▸ **WORK INSTRUCTION**: Look through the lines below and copy each one that includes "meta".

Element data from apps and pages
--------------------

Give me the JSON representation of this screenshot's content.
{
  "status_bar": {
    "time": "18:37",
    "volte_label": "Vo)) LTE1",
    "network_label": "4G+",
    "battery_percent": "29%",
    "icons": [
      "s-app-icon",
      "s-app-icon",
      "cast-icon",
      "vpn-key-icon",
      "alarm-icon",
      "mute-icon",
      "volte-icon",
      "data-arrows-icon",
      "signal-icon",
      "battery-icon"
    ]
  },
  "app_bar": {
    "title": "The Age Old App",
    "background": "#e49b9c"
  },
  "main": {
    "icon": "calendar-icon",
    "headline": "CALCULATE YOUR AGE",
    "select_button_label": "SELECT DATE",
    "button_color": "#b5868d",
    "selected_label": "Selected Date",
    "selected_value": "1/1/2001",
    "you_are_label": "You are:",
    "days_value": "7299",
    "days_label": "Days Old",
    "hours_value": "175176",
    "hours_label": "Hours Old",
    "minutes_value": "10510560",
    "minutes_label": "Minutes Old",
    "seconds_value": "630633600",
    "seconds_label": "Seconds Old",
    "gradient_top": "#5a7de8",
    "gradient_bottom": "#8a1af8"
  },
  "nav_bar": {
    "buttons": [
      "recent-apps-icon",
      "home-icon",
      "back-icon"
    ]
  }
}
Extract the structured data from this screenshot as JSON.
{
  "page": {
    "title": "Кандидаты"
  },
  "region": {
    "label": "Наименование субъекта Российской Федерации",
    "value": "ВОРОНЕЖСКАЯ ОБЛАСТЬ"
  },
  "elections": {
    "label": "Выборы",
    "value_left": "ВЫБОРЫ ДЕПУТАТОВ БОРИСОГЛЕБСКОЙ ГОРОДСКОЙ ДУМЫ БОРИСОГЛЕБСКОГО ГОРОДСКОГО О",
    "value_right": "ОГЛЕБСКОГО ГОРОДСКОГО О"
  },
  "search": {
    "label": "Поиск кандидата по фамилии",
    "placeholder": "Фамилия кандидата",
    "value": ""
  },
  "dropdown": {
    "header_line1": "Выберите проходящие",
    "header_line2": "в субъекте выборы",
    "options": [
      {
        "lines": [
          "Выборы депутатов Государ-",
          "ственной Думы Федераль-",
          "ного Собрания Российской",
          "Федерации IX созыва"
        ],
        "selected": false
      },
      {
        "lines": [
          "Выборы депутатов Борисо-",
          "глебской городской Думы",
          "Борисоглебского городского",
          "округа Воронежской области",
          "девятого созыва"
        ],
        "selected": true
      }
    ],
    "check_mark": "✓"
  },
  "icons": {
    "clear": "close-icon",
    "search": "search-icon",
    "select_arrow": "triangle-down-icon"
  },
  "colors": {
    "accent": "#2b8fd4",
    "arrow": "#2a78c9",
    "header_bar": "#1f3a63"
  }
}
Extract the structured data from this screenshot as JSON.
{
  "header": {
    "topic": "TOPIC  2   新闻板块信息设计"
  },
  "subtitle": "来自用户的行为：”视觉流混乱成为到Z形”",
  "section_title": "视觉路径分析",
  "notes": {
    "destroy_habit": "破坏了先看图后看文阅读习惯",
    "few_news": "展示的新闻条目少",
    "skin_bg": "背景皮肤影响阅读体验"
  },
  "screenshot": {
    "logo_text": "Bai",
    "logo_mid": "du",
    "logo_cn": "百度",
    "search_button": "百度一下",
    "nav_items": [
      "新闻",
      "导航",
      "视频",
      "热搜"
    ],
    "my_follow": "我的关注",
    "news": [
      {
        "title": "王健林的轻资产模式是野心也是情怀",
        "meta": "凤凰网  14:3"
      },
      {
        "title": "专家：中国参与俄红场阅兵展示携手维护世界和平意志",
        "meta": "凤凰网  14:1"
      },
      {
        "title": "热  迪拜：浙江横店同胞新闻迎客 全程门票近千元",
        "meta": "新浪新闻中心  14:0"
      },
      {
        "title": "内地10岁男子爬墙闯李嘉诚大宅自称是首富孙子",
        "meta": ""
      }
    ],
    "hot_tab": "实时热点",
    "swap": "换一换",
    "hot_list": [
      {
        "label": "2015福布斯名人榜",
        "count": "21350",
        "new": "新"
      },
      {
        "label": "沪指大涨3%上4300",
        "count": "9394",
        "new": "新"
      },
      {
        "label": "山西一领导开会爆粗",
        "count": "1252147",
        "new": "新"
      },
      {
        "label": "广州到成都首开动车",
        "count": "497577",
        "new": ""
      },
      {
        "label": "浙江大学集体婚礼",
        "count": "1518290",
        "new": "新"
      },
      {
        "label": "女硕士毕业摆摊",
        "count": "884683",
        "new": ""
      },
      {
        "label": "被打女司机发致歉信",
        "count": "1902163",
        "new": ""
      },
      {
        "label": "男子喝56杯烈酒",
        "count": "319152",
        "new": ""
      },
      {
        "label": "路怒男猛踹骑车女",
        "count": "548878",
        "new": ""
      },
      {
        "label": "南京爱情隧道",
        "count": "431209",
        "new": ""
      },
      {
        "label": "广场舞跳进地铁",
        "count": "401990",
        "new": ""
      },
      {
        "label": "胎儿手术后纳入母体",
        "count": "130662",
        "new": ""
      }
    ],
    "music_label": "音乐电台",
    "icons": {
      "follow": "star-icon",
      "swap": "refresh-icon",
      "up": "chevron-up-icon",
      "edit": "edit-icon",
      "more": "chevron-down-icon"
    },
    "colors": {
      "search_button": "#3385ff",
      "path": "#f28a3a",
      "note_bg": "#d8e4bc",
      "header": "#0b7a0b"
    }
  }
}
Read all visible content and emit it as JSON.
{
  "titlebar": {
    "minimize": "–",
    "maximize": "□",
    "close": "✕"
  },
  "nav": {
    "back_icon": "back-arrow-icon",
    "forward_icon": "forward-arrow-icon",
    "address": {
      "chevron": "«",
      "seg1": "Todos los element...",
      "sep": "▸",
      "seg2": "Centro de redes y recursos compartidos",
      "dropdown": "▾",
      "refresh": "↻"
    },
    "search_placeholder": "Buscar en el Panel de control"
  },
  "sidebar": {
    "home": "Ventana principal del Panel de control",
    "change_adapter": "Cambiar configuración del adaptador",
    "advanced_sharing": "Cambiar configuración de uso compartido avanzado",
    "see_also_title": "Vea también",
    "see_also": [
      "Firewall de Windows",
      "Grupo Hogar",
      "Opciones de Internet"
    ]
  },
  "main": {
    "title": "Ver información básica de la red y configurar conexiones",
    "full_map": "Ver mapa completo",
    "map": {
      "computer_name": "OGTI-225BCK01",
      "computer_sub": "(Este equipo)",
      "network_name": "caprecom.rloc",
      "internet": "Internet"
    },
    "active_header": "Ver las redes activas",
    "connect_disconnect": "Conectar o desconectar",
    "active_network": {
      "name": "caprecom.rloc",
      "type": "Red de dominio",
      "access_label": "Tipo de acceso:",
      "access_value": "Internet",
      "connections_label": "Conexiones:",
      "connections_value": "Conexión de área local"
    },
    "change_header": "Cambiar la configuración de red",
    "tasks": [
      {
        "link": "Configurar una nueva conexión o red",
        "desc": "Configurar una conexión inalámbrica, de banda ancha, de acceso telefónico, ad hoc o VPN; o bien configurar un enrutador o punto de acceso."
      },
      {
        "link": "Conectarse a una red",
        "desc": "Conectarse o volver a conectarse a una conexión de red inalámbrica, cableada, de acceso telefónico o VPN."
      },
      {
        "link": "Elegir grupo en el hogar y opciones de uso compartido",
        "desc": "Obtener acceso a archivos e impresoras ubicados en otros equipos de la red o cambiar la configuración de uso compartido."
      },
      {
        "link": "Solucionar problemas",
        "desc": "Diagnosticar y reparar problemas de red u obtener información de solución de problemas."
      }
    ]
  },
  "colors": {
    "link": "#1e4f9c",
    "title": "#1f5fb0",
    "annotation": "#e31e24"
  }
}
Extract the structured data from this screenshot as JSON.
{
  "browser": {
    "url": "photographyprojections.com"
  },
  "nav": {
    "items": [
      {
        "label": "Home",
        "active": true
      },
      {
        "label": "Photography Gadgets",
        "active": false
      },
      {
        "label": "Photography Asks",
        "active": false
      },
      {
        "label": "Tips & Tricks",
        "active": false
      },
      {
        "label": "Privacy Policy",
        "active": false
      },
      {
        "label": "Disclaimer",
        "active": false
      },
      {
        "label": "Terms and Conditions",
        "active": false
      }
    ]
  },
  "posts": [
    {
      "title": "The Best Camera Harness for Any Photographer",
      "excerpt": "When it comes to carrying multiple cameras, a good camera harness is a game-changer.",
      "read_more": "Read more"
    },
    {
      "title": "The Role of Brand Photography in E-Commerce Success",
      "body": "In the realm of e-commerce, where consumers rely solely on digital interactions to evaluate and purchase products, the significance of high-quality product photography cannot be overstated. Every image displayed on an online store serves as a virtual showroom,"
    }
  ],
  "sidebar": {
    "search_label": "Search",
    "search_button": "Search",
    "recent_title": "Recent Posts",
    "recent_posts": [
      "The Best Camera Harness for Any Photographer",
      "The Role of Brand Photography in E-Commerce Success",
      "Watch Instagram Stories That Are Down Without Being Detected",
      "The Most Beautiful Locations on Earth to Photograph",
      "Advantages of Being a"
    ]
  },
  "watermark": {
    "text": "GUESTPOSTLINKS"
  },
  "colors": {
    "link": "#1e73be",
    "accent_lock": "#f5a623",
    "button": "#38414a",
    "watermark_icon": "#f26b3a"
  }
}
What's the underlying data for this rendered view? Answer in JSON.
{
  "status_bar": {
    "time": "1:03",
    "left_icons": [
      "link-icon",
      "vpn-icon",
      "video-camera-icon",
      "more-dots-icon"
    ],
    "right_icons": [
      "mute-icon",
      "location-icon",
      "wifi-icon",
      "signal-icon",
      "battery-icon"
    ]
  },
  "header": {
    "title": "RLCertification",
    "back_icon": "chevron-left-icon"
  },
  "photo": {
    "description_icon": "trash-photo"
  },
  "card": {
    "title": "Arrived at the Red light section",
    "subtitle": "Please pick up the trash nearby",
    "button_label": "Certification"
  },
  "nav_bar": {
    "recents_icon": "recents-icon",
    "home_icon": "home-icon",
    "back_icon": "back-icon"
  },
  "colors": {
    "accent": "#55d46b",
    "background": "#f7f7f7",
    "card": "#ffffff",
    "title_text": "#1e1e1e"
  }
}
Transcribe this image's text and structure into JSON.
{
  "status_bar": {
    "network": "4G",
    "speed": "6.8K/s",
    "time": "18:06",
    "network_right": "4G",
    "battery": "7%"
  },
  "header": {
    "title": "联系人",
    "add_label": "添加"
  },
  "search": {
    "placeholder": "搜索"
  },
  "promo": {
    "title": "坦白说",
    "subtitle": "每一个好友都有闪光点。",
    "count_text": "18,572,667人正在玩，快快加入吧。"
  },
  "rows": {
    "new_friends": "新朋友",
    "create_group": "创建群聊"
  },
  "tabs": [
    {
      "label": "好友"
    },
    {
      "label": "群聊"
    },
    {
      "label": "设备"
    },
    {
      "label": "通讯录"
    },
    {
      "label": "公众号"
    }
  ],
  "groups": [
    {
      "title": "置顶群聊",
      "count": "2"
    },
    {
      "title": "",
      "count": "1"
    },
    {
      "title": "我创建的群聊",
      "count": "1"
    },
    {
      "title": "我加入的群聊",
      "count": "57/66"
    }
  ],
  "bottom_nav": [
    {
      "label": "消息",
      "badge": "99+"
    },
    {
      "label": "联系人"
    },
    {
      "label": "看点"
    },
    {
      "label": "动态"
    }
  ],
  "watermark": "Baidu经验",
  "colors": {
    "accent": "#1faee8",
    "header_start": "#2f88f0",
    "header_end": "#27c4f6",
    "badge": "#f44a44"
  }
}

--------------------

▸ **FINAL ANSWER**:
        "meta": "凤凰网  14:3"
        "meta": "凤凰网  14:1"
        "meta": "新浪新闻中心  14:0"
        "meta": ""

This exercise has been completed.